## [WHAT IS NEEDED]
State, as a bare number, how many lines below contain "this".

## [RECORDED INFORMATION]
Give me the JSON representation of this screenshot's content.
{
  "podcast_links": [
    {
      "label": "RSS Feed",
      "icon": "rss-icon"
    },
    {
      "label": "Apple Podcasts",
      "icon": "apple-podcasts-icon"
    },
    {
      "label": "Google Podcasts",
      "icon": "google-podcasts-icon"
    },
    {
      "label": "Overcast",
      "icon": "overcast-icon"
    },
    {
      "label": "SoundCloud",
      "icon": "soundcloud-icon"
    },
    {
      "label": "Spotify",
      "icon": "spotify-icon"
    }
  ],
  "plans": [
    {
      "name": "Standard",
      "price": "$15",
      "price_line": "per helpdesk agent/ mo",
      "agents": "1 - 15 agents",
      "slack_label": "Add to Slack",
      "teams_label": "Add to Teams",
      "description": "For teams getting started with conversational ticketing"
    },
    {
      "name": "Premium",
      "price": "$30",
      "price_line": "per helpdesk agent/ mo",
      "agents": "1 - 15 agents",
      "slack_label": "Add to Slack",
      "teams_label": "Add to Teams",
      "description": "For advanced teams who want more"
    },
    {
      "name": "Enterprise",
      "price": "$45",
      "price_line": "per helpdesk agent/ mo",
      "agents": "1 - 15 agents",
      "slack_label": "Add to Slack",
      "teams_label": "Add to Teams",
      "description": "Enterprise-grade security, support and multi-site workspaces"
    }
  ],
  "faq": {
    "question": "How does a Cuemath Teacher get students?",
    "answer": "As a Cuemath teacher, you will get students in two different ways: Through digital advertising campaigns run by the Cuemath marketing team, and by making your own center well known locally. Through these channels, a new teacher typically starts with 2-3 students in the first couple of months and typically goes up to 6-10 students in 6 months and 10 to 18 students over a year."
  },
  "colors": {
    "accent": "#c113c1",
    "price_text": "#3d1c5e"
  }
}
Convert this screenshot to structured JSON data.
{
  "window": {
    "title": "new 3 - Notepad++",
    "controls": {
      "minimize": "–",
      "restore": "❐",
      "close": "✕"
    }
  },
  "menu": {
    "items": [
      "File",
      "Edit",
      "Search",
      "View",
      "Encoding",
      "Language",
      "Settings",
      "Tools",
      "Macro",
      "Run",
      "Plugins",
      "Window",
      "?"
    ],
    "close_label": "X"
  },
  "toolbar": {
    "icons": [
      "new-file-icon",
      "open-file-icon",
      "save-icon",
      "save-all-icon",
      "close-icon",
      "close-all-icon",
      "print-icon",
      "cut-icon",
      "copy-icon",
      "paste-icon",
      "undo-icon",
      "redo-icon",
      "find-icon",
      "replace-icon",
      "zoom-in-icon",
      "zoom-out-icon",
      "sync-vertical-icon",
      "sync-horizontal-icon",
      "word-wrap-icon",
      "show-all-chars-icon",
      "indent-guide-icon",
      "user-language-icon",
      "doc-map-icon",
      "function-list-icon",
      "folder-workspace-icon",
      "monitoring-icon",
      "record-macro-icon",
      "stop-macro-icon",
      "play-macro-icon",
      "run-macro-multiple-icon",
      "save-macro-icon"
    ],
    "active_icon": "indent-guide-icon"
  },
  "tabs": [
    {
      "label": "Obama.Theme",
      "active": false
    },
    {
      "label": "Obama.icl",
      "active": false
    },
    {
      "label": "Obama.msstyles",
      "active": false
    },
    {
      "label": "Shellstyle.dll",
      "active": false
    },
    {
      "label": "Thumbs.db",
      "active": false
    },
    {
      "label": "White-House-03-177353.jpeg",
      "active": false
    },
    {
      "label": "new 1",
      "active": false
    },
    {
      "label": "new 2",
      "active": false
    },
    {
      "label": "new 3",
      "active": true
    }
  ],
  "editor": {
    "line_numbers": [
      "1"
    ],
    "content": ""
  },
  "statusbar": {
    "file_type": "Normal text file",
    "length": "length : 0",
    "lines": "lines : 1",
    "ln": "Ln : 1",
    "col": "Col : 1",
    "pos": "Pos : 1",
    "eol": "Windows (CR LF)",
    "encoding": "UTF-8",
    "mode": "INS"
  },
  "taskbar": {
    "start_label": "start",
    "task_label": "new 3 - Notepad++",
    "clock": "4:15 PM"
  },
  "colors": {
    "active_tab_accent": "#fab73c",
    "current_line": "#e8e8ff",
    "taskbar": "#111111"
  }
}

## [FINISHED TASK]
2